> [Work required]:
In your copy, include no images, and write out every entry below exactly as it stands.

[Listed records — start]

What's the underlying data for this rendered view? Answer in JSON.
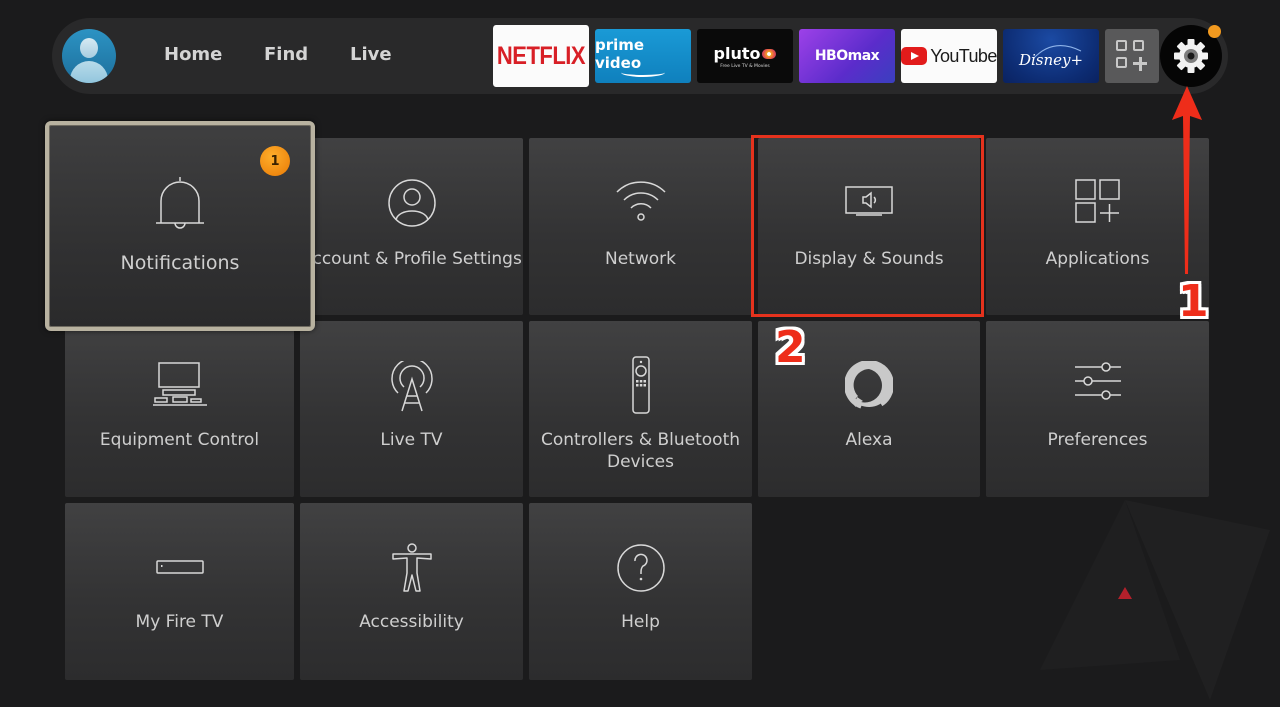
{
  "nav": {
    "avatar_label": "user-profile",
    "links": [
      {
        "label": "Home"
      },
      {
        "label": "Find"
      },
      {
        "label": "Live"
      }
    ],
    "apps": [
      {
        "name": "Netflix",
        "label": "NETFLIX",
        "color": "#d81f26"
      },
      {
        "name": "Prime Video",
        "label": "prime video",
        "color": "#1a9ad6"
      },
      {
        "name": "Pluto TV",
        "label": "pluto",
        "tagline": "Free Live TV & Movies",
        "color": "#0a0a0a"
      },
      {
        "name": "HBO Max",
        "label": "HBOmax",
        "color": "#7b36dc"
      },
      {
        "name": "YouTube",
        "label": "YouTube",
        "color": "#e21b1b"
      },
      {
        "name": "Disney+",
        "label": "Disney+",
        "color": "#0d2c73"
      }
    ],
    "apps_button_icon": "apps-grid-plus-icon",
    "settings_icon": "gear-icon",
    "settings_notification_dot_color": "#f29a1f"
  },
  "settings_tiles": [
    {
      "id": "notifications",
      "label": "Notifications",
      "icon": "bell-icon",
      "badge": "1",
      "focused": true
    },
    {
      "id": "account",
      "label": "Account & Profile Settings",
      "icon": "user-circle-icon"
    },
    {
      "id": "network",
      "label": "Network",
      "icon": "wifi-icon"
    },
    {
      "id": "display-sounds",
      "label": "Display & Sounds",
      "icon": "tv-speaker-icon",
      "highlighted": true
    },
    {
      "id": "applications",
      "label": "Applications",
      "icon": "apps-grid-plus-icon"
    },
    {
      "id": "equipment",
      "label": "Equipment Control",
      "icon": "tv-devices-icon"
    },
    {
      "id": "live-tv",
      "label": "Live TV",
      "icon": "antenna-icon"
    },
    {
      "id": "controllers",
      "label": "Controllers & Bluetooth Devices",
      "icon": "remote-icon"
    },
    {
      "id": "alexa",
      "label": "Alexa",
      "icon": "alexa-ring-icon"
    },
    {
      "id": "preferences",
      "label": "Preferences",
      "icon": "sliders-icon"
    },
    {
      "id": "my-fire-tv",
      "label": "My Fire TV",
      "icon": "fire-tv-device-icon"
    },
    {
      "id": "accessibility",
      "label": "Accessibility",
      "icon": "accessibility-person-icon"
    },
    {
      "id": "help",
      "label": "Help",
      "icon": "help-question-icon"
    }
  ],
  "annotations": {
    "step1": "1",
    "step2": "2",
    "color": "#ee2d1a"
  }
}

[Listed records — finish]

> [Reply]:
What's the underlying data for this rendered view? Answer in JSON.
{
  "nav": {
    "avatar_label": "user-profile",
    "links": [
      {
        "label": "Home"
      },
      {
        "label": "Find"
      },
      {
        "label": "Live"
      }
    ],
    "apps": [
      {
        "name": "Netflix",
        "label": "NETFLIX",
        "color": "#d81f26"
      },
      {
        "name": "Prime Video",
        "label": "prime video",
        "color": "#1a9ad6"
      },
      {
        "name": "Pluto TV",
        "label": "pluto",
        "tagline": "Free Live TV & Movies",
        "color": "#0a0a0a"
      },
      {
        "name": "HBO Max",
        "label": "HBOmax",
        "color": "#7b36dc"
      },
      {
        "name": "YouTube",
        "label": "YouTube",
        "color": "#e21b1b"
      },
      {
        "name": "Disney+",
        "label": "Disney+",
        "color": "#0d2c73"
      }
    ],
    "apps_button_icon": "apps-grid-plus-icon",
    "settings_icon": "gear-icon",
    "settings_notification_dot_color": "#f29a1f"
  },
  "settings_tiles": [
    {
      "id": "notifications",
      "label": "Notifications",
      "icon": "bell-icon",
      "badge": "1",
      "focused": true
    },
    {
      "id": "account",
      "label": "Account & Profile Settings",
      "icon": "user-circle-icon"
    },
    {
      "id": "network",
      "label": "Network",
      "icon": "wifi-icon"
    },
    {
      "id": "display-sounds",
      "label": "Display & Sounds",
      "icon": "tv-speaker-icon",
      "highlighted": true
    },
    {
      "id": "applications",
      "label": "Applications",
      "icon": "apps-grid-plus-icon"
    },
    {
      "id": "equipment",
      "label": "Equipment Control",
      "icon": "tv-devices-icon"
    },
    {
      "id": "live-tv",
      "label": "Live TV",
      "icon": "antenna-icon"
    },
    {
      "id": "controllers",
      "label": "Controllers & Bluetooth Devices",
      "icon": "remote-icon"
    },
    {
      "id": "alexa",
      "label": "Alexa",
      "icon": "alexa-ring-icon"
    },
    {
      "id": "preferences",
      "label": "Preferences",
      "icon": "sliders-icon"
    },
    {
      "id": "my-fire-tv",
      "label": "My Fire TV",
      "icon": "fire-tv-device-icon"
    },
    {
      "id": "accessibility",
      "label": "Accessibility",
      "icon": "accessibility-person-icon"
    },
    {
      "id": "help",
      "label": "Help",
      "icon": "help-question-icon"
    }
  ],
  "annotations": {
    "step1": "1",
    "step2": "2",
    "color": "#ee2d1a"
  }
}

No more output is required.